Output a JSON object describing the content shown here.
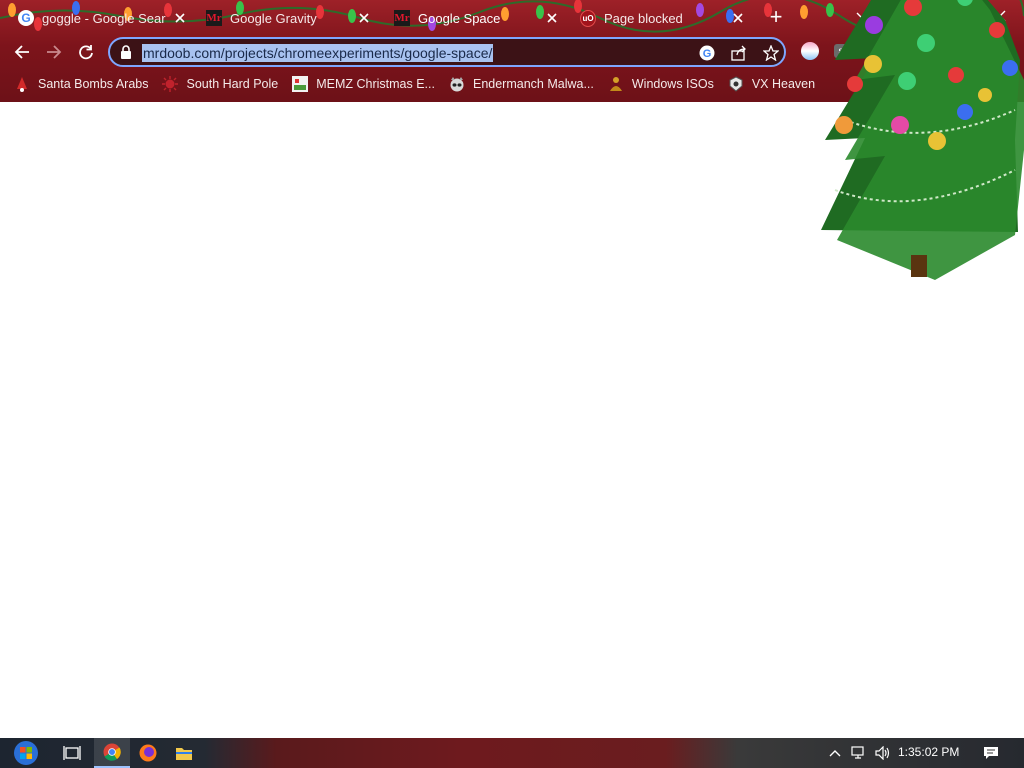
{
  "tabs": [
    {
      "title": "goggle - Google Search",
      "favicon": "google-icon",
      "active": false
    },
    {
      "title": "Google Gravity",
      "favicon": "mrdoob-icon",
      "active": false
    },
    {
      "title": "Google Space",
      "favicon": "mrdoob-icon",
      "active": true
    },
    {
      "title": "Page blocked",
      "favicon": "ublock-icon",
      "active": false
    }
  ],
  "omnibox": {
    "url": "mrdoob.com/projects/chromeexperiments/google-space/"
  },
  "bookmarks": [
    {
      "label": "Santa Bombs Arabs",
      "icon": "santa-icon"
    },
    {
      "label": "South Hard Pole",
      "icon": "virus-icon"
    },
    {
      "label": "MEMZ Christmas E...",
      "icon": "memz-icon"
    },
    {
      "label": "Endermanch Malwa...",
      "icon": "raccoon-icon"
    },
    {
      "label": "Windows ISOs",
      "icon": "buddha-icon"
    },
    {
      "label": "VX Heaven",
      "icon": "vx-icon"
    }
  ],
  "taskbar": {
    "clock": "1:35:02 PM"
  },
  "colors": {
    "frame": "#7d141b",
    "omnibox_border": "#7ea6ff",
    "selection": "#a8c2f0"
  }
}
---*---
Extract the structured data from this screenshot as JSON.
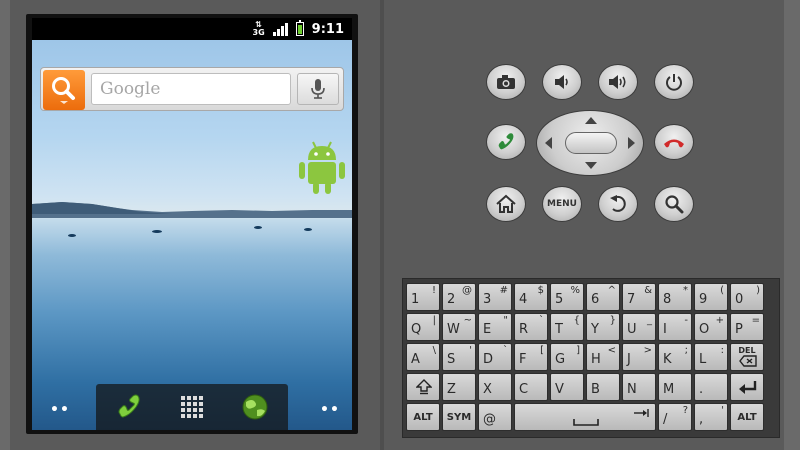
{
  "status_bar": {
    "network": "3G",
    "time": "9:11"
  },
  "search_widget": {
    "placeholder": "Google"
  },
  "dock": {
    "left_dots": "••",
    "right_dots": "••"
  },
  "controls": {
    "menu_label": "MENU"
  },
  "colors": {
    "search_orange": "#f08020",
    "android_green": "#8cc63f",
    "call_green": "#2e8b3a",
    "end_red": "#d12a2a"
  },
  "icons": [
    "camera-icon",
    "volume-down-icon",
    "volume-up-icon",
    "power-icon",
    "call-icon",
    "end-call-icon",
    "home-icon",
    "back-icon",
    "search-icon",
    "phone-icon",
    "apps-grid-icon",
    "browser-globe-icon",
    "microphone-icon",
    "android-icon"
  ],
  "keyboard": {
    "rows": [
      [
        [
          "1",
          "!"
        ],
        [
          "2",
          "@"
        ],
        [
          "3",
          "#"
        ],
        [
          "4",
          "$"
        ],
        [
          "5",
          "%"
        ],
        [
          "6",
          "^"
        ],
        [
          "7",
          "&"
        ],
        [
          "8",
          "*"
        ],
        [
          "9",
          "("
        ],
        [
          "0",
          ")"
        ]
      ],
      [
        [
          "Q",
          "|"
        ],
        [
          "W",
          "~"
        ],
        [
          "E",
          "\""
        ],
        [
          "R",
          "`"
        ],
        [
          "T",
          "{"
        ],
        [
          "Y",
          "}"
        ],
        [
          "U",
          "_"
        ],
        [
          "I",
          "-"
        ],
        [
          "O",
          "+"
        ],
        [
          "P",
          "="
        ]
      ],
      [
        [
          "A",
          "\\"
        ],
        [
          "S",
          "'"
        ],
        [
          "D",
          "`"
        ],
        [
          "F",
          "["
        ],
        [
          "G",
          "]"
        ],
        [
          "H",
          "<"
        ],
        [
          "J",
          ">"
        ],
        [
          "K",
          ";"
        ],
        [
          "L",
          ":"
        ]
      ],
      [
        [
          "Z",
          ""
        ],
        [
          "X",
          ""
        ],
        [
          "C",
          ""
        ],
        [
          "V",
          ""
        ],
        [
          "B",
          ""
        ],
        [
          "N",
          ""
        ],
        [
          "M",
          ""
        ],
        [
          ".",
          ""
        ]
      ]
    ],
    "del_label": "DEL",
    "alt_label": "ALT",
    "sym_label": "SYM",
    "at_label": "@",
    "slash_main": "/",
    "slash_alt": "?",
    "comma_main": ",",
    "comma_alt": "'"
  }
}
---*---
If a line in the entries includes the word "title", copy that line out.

= EXERCISE RESULT =
      "title": "goggle - Google Search",
      "title": "Google Gravity",
      "title": "Google Space",
      "title": "Page blocked",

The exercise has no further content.